** Opening Extracted information block **
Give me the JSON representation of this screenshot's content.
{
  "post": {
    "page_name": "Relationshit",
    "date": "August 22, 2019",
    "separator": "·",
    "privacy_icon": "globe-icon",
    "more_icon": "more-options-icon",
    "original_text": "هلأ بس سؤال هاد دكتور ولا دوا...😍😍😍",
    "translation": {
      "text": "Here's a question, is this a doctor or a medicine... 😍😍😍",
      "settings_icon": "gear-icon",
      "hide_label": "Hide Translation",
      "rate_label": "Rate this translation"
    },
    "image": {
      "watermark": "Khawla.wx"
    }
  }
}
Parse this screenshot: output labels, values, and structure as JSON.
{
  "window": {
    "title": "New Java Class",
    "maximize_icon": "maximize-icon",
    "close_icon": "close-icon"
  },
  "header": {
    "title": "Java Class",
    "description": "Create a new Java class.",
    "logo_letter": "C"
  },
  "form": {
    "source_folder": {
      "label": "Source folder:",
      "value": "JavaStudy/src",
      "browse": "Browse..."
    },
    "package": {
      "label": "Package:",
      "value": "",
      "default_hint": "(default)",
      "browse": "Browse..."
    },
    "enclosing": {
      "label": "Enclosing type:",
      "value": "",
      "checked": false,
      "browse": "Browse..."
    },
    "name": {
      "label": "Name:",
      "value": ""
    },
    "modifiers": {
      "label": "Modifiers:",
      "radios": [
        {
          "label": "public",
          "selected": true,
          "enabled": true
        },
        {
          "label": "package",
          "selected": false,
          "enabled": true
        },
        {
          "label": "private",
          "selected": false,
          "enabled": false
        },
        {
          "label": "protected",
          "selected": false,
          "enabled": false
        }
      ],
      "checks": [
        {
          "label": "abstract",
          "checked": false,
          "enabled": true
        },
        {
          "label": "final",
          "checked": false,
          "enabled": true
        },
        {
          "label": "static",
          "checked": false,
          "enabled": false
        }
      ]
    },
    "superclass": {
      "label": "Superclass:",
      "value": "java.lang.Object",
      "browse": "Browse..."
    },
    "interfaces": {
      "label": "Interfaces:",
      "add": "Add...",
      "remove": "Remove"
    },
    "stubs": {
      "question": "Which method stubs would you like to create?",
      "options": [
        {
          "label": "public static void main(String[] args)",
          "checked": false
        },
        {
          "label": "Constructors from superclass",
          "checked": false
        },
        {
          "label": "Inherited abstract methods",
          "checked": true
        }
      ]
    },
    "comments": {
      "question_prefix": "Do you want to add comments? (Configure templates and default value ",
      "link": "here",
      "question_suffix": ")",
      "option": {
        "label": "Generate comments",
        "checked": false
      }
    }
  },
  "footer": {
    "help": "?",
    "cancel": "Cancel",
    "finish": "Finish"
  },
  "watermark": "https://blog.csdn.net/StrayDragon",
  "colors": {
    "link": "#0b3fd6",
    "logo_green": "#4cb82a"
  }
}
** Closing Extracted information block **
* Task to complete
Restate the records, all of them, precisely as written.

* Answer to this task
Give me the JSON representation of this screenshot's content.
{
  "post": {
    "page_name": "Relationshit",
    "date": "August 22, 2019",
    "separator": "·",
    "privacy_icon": "globe-icon",
    "more_icon": "more-options-icon",
    "original_text": "هلأ بس سؤال هاد دكتور ولا دوا...😍😍😍",
    "translation": {
      "text": "Here's a question, is this a doctor or a medicine... 😍😍😍",
      "settings_icon": "gear-icon",
      "hide_label": "Hide Translation",
      "rate_label": "Rate this translation"
    },
    "image": {
      "watermark": "Khawla.wx"
    }
  }
}
Parse this screenshot: output labels, values, and structure as JSON.
{
  "window": {
    "title": "New Java Class",
    "maximize_icon": "maximize-icon",
    "close_icon": "close-icon"
  },
  "header": {
    "title": "Java Class",
    "description": "Create a new Java class.",
    "logo_letter": "C"
  },
  "form": {
    "source_folder": {
      "label": "Source folder:",
      "value": "JavaStudy/src",
      "browse": "Browse..."
    },
    "package": {
      "label": "Package:",
      "value": "",
      "default_hint": "(default)",
      "browse": "Browse..."
    },
    "enclosing": {
      "label": "Enclosing type:",
      "value": "",
      "checked": false,
      "browse": "Browse..."
    },
    "name": {
      "label": "Name:",
      "value": ""
    },
    "modifiers": {
      "label": "Modifiers:",
      "radios": [
        {
          "label": "public",
          "selected": true,
          "enabled": true
        },
        {
          "label": "package",
          "selected": false,
          "enabled": true
        },
        {
          "label": "private",
          "selected": false,
          "enabled": false
        },
        {
          "label": "protected",
          "selected": false,
          "enabled": false
        }
      ],
      "checks": [
        {
          "label": "abstract",
          "checked": false,
          "enabled": true
        },
        {
          "label": "final",
          "checked": false,
          "enabled": true
        },
        {
          "label": "static",
          "checked": false,
          "enabled": false
        }
      ]
    },
    "superclass": {
      "label": "Superclass:",
      "value": "java.lang.Object",
      "browse": "Browse..."
    },
    "interfaces": {
      "label": "Interfaces:",
      "add": "Add...",
      "remove": "Remove"
    },
    "stubs": {
      "question": "Which method stubs would you like to create?",
      "options": [
        {
          "label": "public static void main(String[] args)",
          "checked": false
        },
        {
          "label": "Constructors from superclass",
          "checked": false
        },
        {
          "label": "Inherited abstract methods",
          "checked": true
        }
      ]
    },
    "comments": {
      "question_prefix": "Do you want to add comments? (Configure templates and default value ",
      "link": "here",
      "question_suffix": ")",
      "option": {
        "label": "Generate comments",
        "checked": false
      }
    }
  },
  "footer": {
    "help": "?",
    "cancel": "Cancel",
    "finish": "Finish"
  },
  "watermark": "https://blog.csdn.net/StrayDragon",
  "colors": {
    "link": "#0b3fd6",
    "logo_green": "#4cb82a"
  }
}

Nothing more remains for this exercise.